I choose to work and spend my energies in my daily life in an area or in a way that allows me to contribute
to the quality of life of all. I recognize that when I work for the common good, I work toward my own
wellbeing, that when I work toward my own wellbeing, I work for the common good, that my choices are
the foundation for personal, community and planetary health.
What I do every day may not be perfect, but my fundamental goals are to find value in this world and bring
value to this world. The actions of others may not seem to reflect this credo I choose to uphold, but I focus
on my own decisions and actions and make them the best they can be to create mutual benefit.
I vow to leave this world a better place than it was when I came into it. For today I vow to pick up a piece of
trash, smile at someone who cut me off in line, walk another flight of stairs, help my neighbor, recognize
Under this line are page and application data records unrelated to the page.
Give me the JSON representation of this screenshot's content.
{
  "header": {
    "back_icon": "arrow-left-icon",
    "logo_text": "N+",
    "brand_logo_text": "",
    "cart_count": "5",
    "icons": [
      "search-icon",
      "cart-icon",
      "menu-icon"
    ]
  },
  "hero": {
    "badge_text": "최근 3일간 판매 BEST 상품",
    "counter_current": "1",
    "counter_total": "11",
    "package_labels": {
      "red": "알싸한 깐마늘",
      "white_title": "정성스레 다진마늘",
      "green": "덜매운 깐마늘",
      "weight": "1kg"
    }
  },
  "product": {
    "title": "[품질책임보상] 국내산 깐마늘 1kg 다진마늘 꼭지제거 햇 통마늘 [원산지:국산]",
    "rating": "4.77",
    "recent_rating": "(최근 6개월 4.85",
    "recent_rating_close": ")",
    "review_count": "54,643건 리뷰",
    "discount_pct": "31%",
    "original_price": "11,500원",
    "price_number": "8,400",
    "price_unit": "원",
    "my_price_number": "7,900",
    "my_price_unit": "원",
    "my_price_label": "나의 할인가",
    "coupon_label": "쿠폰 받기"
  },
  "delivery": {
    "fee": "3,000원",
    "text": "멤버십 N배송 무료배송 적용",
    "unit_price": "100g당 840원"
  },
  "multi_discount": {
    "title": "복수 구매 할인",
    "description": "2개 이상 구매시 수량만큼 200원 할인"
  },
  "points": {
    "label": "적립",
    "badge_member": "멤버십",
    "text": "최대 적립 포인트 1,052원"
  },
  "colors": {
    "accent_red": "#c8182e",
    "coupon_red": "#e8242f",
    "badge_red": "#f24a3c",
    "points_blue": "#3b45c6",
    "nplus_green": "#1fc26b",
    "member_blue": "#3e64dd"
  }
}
that the person on the other side of an argument doesn’t argue just to win but because they believe their
cause is just and right, apply not tolerance but compassion, recognize that anger and blame begin and end
inside me no matter how just my case may be, see myself and others outside the confines of
socially-dictated roles and expectations, choose to recycle, offer my support to someone in need, reach
healthy compromise when other options don’t appear available, choose sustainable practices to grow what I
eat and build where I live, vote with my wallet, walk in nature, become involved. For today I vow to
recognize that it is not what others do that makes me unhappy and stops my growth and my ability to
contribute meaningfully—it is my own choices in each moment.
I may work today as a corporate executive, a farmer, a waitress, a soldier, a politician, a pastor, a clerk, a
teacher, a laborer, a computer programmer, an artist, a public service employee, a forest ranger, an at-home
parent, an intellectual, an oilfield worker, a community activist, a writer, or be unemployed or retired or
unable to work; what I do to try to make a living doesn’t necessarily matter—what I do in each moment
does. I can be a religious person, a spiritual person or neither—my choices still matter. I can be a
successful person or have found failure after failure—my choices still matter. I can have achieved every
dream or none at all—my choices still matter. I can have been born privileged or destitute—my choices still
I know that when more of us start to act toward each other in this way, our lives will change fundamentally
and collectively, as we shift the quality of life for all--for me, for you, for our neighbors, for our personal
community, for our global community, for the planet.
I accept that both my quality of life and the quality of life of all others are my choice and my responsibility
and I choose to do something about it every day.
Intuisdom Institute, 2009
Becoming Your Natural Self...
Spiritual development is inordinately difficult to achieve with intellectual approaches to an experiential truth.
Intuisdom aims directly at the gap left behind. ~ Anton Elohan Byers